You and your spouse have just made the tough decision to get a divorce. There is no doubt that this has been a difficult decision to make and many questions are probably on the forefront of your mind. How long does the process take? What are the laws associated with divorce? These are just some of the common questions that you may have. Here are some laws specific to Utah that may affect you during your divorce process.
Before filing for a divorce in Utah, you or your spouse must reside in a single county for a minimum of three months. If child custody is part of the divorce, the child must reside with at least one of the parents in Utah for a minimum of six months. Note that there are some exceptions to this law if petitioned to the court.
Utah law requires that a couple wait 30 days between the date the divorce petition is filed and the date the divorce decree is signed. A party can ask for the 30-day waiting period to be waived in extraordinary circumstances.

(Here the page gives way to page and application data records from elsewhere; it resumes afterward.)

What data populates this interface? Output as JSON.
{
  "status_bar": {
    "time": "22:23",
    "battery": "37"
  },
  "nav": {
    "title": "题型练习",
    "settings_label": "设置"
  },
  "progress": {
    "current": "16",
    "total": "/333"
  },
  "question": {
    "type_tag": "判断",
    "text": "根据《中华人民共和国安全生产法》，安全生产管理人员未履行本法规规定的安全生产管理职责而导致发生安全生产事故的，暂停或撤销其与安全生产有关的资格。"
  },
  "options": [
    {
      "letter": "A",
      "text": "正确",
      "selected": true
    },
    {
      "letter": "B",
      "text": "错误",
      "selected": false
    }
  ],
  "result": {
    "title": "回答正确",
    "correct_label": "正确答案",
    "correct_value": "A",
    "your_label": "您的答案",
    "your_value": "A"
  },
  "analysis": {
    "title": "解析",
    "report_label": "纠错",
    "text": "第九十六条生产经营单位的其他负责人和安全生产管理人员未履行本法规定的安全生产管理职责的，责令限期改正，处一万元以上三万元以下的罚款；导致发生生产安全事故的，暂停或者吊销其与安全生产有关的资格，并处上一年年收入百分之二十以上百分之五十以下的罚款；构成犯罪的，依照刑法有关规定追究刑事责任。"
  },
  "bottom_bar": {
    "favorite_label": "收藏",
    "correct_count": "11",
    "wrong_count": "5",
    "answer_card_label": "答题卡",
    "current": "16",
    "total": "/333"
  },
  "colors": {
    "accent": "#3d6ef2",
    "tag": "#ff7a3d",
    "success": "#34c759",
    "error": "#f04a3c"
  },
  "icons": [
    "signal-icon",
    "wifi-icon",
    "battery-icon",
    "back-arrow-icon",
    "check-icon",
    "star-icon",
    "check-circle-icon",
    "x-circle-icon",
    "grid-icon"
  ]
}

Divorce Records are Kept Private
In the state of Utah, most court records are available to the public. In April of 2012, Utah passed a law stating that divorce records are only available to the two parties involved and their legal councils. Orders and decrees that are made during the process are available to the public, but all other divorce records are held private.
Typically, when the divorce petition has been filed, both parties must attend at least one mediation course to resolve any issues before the divorce can move forward. Each party may ask to have this requirement waived, but they must show a reasonable cause in order to do so. Safety concerns or the inability to express oneself are examples of reasonable causes to have the course waived. All requests are sent through the Alternative Dispute Resolution Office.

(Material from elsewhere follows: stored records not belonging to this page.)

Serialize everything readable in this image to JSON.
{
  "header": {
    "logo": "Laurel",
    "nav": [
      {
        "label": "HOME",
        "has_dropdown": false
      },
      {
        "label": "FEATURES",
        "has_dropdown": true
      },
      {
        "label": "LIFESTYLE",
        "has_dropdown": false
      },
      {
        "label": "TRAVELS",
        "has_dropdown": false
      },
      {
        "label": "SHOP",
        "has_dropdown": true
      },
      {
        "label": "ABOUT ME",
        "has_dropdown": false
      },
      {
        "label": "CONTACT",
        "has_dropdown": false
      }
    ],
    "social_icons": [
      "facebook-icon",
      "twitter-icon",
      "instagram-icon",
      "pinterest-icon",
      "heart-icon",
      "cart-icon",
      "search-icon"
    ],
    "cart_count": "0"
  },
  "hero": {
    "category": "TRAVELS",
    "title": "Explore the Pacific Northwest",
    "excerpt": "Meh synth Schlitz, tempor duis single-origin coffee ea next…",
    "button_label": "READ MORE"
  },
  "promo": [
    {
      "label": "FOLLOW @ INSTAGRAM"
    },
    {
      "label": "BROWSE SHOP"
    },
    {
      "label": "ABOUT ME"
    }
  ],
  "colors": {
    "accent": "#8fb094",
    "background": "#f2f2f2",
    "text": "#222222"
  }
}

Divorce Education Classes
If your children are minors, divorce education classes are required. Approved online or in-person courses may be used. The divorce orientation course costs $30 per person and the education course is $35 per person. Fee waivers are available upon prequalification. The petitioner has 60 days to take the orientation class before the divorce petition has been filed. The respondent has 30 days to take the orientation class after being served. Utah also offers a free divorce education course for children between the ages of 9-12. This course is not mandatory.
If you have legally changed your name while married, you may have it restored to what it was prior to the marriage. A statement in the divorce petition and decree needs to indicate that the spouse is restoring their previous name. The full legal name needs to be included.

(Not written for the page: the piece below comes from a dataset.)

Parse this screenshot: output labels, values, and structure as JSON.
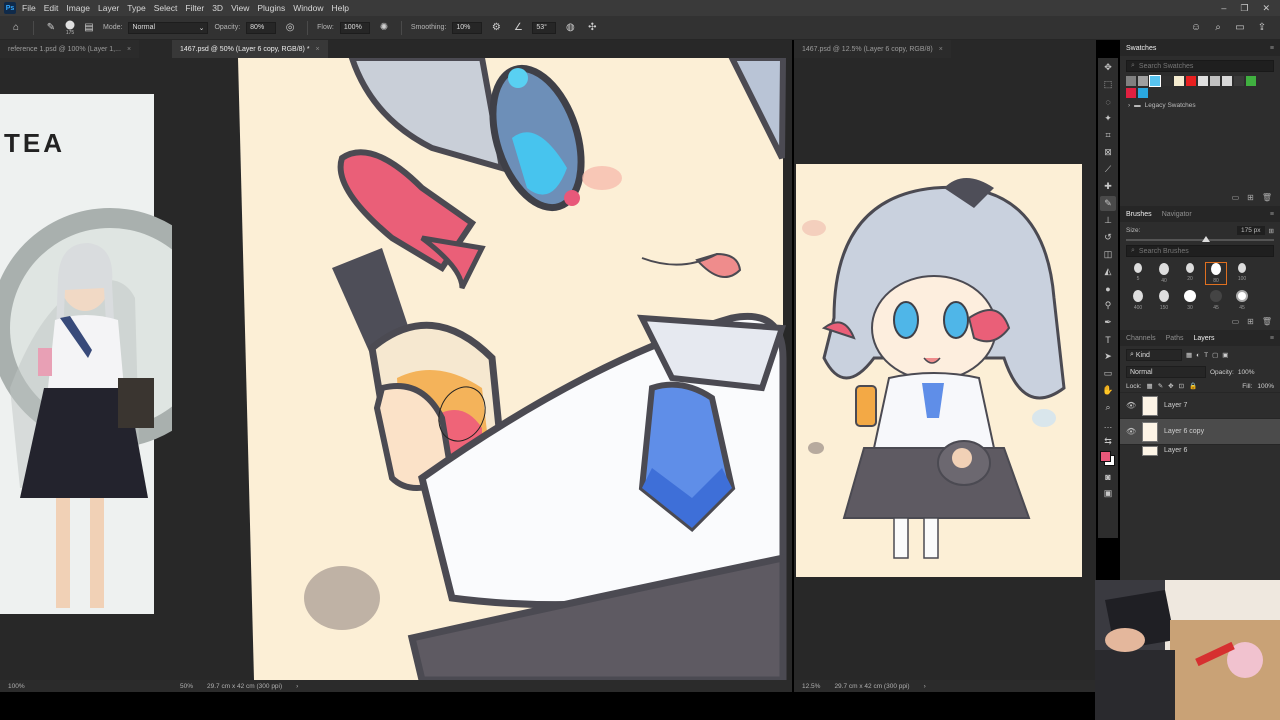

Whether you are just thinking about getting a divorce or are in the thick of the process, Utah laws about divorce are crucial to understand. Knowing your rights and responsibilities can make the divorce process much easier for everyone involved.